EXERCISE PROMPT:
The answer should be each line of the records that contains the word "employees"; please copy them all.

_____

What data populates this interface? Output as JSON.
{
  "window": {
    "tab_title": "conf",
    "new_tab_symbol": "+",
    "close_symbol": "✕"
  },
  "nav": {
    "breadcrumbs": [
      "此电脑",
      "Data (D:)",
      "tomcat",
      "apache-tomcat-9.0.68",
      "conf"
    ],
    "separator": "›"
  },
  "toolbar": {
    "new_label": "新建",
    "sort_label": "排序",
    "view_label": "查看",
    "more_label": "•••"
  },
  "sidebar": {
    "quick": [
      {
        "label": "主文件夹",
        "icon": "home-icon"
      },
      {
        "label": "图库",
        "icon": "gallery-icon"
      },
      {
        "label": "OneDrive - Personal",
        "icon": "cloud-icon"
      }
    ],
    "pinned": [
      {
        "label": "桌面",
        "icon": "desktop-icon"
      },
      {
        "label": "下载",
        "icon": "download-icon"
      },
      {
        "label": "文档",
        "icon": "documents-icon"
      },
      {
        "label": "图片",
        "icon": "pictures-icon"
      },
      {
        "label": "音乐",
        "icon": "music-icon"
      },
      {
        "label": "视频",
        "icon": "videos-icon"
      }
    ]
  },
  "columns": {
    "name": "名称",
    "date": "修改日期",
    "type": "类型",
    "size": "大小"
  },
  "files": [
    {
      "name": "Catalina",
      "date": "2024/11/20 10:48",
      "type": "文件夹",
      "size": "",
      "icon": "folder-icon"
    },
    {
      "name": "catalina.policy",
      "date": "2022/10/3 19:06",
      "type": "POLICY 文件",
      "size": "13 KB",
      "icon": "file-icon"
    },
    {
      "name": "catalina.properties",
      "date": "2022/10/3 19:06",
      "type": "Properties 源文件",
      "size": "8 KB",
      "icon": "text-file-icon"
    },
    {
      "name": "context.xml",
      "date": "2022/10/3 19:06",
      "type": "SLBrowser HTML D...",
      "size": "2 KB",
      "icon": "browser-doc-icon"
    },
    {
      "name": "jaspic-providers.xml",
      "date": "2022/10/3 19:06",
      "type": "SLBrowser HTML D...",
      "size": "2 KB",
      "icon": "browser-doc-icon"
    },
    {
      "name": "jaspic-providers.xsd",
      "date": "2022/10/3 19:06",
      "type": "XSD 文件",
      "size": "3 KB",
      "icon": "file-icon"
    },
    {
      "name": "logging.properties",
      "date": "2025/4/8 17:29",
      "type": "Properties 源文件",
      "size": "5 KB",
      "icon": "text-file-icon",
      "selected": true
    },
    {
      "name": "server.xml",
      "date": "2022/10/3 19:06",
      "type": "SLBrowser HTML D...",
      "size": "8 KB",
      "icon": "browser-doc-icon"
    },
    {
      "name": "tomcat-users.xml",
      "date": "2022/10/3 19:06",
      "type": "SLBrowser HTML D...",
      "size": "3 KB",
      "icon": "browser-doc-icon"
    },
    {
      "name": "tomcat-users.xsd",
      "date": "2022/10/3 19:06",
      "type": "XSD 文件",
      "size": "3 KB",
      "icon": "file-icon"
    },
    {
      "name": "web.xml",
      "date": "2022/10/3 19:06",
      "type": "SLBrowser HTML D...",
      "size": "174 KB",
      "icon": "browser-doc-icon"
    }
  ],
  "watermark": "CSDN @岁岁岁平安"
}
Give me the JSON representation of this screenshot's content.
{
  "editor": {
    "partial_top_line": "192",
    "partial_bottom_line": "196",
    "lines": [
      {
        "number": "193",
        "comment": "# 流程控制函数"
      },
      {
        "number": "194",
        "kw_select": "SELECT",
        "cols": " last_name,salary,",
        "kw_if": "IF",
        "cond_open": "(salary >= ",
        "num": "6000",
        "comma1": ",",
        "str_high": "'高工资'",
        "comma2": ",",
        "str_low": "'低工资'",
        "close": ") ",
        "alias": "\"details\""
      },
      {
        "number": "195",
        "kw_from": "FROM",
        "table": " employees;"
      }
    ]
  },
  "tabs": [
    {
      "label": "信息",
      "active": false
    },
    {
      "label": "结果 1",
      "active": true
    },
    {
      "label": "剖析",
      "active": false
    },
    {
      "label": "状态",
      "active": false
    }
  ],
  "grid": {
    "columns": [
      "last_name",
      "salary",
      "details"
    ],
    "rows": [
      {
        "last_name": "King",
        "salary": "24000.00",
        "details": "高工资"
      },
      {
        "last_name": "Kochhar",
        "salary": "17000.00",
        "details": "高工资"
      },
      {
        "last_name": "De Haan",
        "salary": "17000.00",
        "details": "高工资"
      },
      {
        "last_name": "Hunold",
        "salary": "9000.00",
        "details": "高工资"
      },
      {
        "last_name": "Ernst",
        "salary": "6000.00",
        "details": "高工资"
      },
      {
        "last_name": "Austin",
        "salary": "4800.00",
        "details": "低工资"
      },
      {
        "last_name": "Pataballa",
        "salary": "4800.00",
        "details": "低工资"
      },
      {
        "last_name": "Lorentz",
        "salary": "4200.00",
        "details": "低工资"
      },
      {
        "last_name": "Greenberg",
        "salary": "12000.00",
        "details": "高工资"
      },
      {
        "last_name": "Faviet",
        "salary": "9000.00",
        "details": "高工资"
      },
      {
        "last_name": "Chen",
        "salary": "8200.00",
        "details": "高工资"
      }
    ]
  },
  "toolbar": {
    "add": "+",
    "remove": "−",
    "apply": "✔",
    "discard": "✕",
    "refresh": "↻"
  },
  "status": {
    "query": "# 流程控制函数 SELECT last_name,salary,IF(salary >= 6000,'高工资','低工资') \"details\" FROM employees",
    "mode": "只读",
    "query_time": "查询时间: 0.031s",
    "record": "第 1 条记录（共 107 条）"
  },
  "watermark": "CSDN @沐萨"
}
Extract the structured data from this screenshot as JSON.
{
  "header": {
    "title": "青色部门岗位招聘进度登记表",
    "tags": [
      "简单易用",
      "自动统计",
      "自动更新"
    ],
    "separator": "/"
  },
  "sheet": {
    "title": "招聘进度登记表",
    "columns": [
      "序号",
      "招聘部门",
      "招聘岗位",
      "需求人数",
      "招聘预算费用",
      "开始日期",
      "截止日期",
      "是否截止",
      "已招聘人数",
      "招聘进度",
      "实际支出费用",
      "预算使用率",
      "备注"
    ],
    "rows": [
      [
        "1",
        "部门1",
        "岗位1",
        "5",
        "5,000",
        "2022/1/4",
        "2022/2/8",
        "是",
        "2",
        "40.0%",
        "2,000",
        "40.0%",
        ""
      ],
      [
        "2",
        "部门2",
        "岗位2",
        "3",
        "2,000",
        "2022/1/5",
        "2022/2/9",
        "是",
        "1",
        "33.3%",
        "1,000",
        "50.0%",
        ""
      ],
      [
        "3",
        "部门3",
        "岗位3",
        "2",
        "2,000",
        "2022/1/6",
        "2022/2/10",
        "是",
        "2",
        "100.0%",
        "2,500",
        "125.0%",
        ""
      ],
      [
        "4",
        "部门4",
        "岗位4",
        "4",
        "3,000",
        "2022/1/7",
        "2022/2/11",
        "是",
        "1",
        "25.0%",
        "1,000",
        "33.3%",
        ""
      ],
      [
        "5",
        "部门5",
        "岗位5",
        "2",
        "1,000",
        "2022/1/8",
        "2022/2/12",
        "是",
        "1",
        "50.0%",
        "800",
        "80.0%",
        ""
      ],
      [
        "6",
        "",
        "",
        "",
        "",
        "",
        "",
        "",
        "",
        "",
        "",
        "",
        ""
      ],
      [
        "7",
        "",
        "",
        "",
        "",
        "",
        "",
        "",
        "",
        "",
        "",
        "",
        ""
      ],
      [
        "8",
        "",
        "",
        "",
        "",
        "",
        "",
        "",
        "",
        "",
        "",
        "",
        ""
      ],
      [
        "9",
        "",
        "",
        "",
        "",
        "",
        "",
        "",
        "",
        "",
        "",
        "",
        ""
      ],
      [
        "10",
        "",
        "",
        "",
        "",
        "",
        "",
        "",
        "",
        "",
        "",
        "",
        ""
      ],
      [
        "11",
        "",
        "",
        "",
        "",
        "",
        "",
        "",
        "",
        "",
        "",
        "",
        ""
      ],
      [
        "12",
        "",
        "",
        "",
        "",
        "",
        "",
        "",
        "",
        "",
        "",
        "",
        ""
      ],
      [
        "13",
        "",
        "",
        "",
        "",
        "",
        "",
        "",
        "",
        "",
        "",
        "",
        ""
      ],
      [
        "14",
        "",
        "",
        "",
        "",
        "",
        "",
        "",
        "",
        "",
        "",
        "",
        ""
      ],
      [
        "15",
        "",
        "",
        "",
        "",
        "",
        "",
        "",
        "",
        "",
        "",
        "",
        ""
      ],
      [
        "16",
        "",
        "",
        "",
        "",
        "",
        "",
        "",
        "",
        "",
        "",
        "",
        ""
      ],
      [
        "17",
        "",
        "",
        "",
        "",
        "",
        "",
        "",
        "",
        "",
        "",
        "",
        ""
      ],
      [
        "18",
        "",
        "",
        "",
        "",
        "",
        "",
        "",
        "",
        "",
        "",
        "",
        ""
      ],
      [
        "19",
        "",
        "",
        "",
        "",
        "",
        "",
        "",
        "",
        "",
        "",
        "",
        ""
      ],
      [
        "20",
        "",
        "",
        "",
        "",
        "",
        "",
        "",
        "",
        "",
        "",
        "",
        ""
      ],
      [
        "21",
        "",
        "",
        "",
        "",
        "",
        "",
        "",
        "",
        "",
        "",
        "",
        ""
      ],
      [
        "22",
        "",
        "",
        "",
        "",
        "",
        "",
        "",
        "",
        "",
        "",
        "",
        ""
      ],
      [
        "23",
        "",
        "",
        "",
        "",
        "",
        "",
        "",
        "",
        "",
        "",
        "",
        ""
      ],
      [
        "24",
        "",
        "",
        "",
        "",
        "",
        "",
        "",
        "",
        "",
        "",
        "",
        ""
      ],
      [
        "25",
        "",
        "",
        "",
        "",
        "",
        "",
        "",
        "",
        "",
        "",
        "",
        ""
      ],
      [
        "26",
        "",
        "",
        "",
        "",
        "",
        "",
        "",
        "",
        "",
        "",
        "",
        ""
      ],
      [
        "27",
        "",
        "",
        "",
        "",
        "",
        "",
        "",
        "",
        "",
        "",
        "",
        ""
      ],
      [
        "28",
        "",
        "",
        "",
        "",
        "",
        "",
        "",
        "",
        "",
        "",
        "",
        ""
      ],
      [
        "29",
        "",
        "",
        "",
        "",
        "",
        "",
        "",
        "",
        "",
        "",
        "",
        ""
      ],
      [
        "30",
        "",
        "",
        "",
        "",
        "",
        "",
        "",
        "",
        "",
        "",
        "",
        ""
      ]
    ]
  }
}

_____

COMPLETED TASK:
        "table": " employees;"
    "query": "# 流程控制函数 SELECT last_name,salary,IF(salary >= 6000,'高工资','低工资') \"details\" FROM employees",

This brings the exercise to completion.